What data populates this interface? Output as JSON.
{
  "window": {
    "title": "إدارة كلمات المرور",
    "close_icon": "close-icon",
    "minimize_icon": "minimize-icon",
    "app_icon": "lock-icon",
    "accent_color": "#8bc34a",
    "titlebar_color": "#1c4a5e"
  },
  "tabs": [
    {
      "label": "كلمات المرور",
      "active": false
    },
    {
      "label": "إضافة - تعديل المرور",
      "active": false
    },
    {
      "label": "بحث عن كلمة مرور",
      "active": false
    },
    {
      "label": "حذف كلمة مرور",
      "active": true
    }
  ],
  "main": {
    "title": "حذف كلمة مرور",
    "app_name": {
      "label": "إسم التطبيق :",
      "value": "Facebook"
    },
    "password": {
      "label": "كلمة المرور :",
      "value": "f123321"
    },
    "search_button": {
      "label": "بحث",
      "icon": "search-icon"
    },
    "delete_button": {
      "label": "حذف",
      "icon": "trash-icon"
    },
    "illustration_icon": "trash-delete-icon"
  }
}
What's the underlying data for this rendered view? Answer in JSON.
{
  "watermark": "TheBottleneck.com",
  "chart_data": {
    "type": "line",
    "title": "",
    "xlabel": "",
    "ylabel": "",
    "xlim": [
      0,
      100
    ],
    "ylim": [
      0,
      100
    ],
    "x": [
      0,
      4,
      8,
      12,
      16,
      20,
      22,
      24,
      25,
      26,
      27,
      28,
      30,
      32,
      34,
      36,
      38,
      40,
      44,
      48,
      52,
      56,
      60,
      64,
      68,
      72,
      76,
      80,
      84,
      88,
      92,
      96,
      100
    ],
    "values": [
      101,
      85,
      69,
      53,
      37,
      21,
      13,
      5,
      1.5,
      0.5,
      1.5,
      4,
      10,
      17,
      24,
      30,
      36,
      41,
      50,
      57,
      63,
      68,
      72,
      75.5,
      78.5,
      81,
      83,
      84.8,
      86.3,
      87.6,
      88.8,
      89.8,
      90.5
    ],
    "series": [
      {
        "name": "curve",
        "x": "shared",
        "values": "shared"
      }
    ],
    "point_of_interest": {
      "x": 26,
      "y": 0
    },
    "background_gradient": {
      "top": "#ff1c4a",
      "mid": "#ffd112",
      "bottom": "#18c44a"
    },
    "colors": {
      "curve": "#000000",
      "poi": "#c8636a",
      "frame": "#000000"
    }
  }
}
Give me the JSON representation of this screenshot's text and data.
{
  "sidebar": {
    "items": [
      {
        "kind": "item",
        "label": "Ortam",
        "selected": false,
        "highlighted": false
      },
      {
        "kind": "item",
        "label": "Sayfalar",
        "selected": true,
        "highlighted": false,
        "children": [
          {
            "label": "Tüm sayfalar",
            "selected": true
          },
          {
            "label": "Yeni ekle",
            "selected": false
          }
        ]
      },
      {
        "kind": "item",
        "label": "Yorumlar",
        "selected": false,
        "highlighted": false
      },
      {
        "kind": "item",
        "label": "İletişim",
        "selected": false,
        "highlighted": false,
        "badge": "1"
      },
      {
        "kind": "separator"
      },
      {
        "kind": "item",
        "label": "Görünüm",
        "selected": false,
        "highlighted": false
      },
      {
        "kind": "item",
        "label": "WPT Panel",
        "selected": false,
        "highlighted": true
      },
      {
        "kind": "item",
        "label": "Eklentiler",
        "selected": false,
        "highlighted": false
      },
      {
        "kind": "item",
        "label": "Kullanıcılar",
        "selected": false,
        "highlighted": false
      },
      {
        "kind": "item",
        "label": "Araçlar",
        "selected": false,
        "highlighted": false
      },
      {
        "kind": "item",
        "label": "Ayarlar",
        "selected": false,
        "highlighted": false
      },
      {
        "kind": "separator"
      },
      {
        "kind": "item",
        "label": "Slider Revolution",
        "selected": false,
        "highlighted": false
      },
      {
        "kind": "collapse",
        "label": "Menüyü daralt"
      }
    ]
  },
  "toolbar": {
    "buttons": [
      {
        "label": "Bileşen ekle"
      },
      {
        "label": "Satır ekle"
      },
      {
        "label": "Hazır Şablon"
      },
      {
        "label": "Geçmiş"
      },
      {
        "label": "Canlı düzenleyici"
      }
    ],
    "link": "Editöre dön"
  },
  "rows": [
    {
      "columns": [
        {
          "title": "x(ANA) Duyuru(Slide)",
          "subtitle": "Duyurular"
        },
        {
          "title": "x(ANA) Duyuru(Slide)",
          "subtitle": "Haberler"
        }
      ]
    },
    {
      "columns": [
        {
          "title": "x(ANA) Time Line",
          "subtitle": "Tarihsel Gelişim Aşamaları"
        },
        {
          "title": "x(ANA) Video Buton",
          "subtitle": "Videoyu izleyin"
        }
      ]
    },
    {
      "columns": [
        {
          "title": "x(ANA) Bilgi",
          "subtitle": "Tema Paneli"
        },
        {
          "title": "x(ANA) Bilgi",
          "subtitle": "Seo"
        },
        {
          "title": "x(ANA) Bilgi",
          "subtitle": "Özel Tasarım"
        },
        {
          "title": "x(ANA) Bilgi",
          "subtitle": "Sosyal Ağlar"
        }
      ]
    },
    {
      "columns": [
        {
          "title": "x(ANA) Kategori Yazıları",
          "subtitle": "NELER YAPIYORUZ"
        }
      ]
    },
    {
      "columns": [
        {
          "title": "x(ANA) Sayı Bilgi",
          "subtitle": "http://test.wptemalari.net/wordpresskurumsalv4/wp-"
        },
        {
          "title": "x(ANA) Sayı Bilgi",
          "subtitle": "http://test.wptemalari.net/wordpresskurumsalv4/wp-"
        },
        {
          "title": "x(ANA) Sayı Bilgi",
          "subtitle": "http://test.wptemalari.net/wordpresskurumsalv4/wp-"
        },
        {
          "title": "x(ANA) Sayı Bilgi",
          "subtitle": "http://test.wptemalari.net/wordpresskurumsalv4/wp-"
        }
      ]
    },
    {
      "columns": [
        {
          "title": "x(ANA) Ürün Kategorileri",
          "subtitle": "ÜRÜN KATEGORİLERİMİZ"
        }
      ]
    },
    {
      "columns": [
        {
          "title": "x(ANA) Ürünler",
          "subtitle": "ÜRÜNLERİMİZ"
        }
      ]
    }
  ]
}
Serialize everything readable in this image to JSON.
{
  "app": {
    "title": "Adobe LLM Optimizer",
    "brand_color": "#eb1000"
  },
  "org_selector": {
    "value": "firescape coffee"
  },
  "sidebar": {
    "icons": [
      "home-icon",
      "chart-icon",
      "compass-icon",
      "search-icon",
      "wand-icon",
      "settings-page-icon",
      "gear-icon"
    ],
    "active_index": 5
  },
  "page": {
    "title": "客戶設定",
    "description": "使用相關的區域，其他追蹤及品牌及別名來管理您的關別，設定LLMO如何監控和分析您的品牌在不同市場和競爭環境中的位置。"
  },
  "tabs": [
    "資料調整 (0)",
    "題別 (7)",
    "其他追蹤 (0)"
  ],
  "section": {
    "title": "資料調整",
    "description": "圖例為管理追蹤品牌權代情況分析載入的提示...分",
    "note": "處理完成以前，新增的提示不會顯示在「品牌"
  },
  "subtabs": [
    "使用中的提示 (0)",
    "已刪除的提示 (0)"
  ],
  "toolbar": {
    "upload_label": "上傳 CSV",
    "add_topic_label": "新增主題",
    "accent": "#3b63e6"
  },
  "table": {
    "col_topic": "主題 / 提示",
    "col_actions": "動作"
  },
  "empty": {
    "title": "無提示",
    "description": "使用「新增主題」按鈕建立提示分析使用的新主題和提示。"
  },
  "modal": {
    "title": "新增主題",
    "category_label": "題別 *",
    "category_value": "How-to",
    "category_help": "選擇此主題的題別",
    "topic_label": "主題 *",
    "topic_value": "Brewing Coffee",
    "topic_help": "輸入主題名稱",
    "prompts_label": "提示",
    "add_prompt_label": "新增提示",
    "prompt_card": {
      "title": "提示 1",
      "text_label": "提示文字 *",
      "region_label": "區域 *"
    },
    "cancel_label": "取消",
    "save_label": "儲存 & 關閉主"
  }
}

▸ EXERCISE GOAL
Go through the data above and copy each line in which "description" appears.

▸ SOLVED PROBLEM
    "description": "使用相關的區域，其他追蹤及品牌及別名來管理您的關別，設定LLMO如何監控和分析您的品牌在不同市場和競爭環境中的位置。"
    "description": "圖例為管理追蹤品牌權代情況分析載入的提示...分",
    "description": "使用「新增主題」按鈕建立提示分析使用的新主題和提示。"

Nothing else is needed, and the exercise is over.